TASK INPUTS:
======

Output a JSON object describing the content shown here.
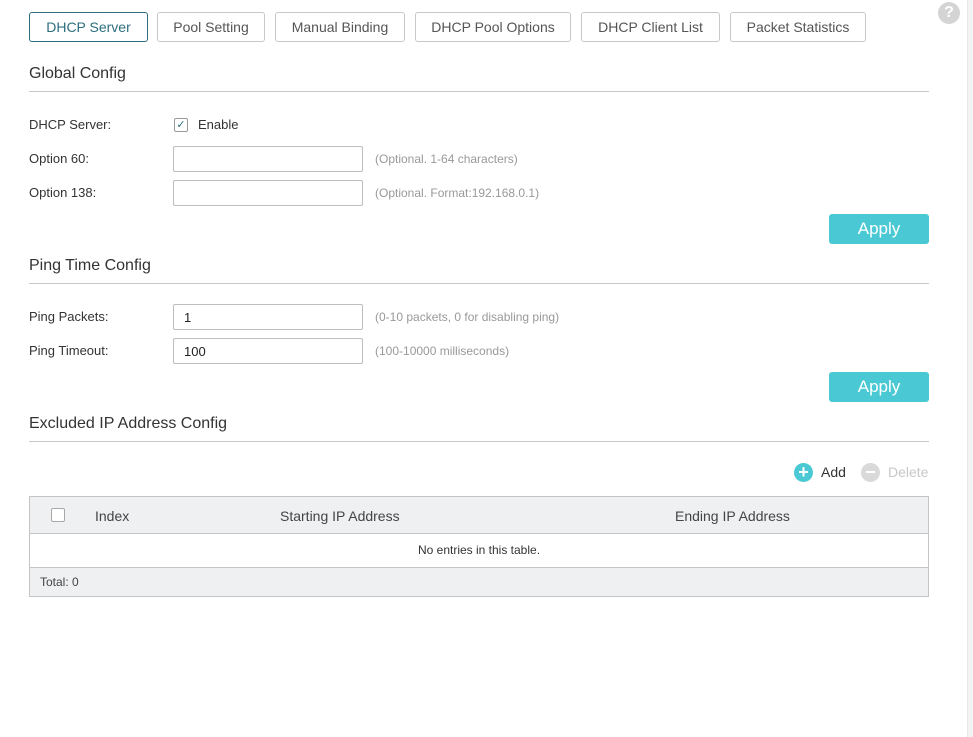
{
  "help_symbol": "?",
  "tabs": [
    {
      "label": "DHCP Server",
      "active": true
    },
    {
      "label": "Pool Setting",
      "active": false
    },
    {
      "label": "Manual Binding",
      "active": false
    },
    {
      "label": "DHCP Pool Options",
      "active": false
    },
    {
      "label": "DHCP Client List",
      "active": false
    },
    {
      "label": "Packet Statistics",
      "active": false
    }
  ],
  "global_config": {
    "title": "Global Config",
    "dhcp_server_label": "DHCP Server:",
    "enable_label": "Enable",
    "enable_checked": true,
    "check_glyph": "✓",
    "option60_label": "Option 60:",
    "option60_value": "",
    "option60_hint": "(Optional. 1-64 characters)",
    "option138_label": "Option 138:",
    "option138_value": "",
    "option138_hint": "(Optional. Format:192.168.0.1)",
    "apply_label": "Apply"
  },
  "ping_config": {
    "title": "Ping Time Config",
    "packets_label": "Ping Packets:",
    "packets_value": "1",
    "packets_hint": "(0-10 packets, 0 for disabling ping)",
    "timeout_label": "Ping Timeout:",
    "timeout_value": "100",
    "timeout_hint": "(100-10000 milliseconds)",
    "apply_label": "Apply"
  },
  "excluded_config": {
    "title": "Excluded IP Address Config",
    "add_label": "Add",
    "delete_label": "Delete",
    "add_symbol": "+",
    "delete_symbol": "−",
    "table": {
      "columns": [
        "Index",
        "Starting IP Address",
        "Ending IP Address"
      ],
      "empty_message": "No entries in this table.",
      "total_label": "Total: 0"
    }
  },
  "colors": {
    "accent": "#4ac9d5",
    "active_tab": "#2d6e7e",
    "disabled": "#c7c7c7"
  }
}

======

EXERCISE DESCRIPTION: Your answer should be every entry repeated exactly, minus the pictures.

REPLY TO THE TASK:
Output a JSON object describing the content shown here.
{
  "help_symbol": "?",
  "tabs": [
    {
      "label": "DHCP Server",
      "active": true
    },
    {
      "label": "Pool Setting",
      "active": false
    },
    {
      "label": "Manual Binding",
      "active": false
    },
    {
      "label": "DHCP Pool Options",
      "active": false
    },
    {
      "label": "DHCP Client List",
      "active": false
    },
    {
      "label": "Packet Statistics",
      "active": false
    }
  ],
  "global_config": {
    "title": "Global Config",
    "dhcp_server_label": "DHCP Server:",
    "enable_label": "Enable",
    "enable_checked": true,
    "check_glyph": "✓",
    "option60_label": "Option 60:",
    "option60_value": "",
    "option60_hint": "(Optional. 1-64 characters)",
    "option138_label": "Option 138:",
    "option138_value": "",
    "option138_hint": "(Optional. Format:192.168.0.1)",
    "apply_label": "Apply"
  },
  "ping_config": {
    "title": "Ping Time Config",
    "packets_label": "Ping Packets:",
    "packets_value": "1",
    "packets_hint": "(0-10 packets, 0 for disabling ping)",
    "timeout_label": "Ping Timeout:",
    "timeout_value": "100",
    "timeout_hint": "(100-10000 milliseconds)",
    "apply_label": "Apply"
  },
  "excluded_config": {
    "title": "Excluded IP Address Config",
    "add_label": "Add",
    "delete_label": "Delete",
    "add_symbol": "+",
    "delete_symbol": "−",
    "table": {
      "columns": [
        "Index",
        "Starting IP Address",
        "Ending IP Address"
      ],
      "empty_message": "No entries in this table.",
      "total_label": "Total: 0"
    }
  },
  "colors": {
    "accent": "#4ac9d5",
    "active_tab": "#2d6e7e",
    "disabled": "#c7c7c7"
  }
}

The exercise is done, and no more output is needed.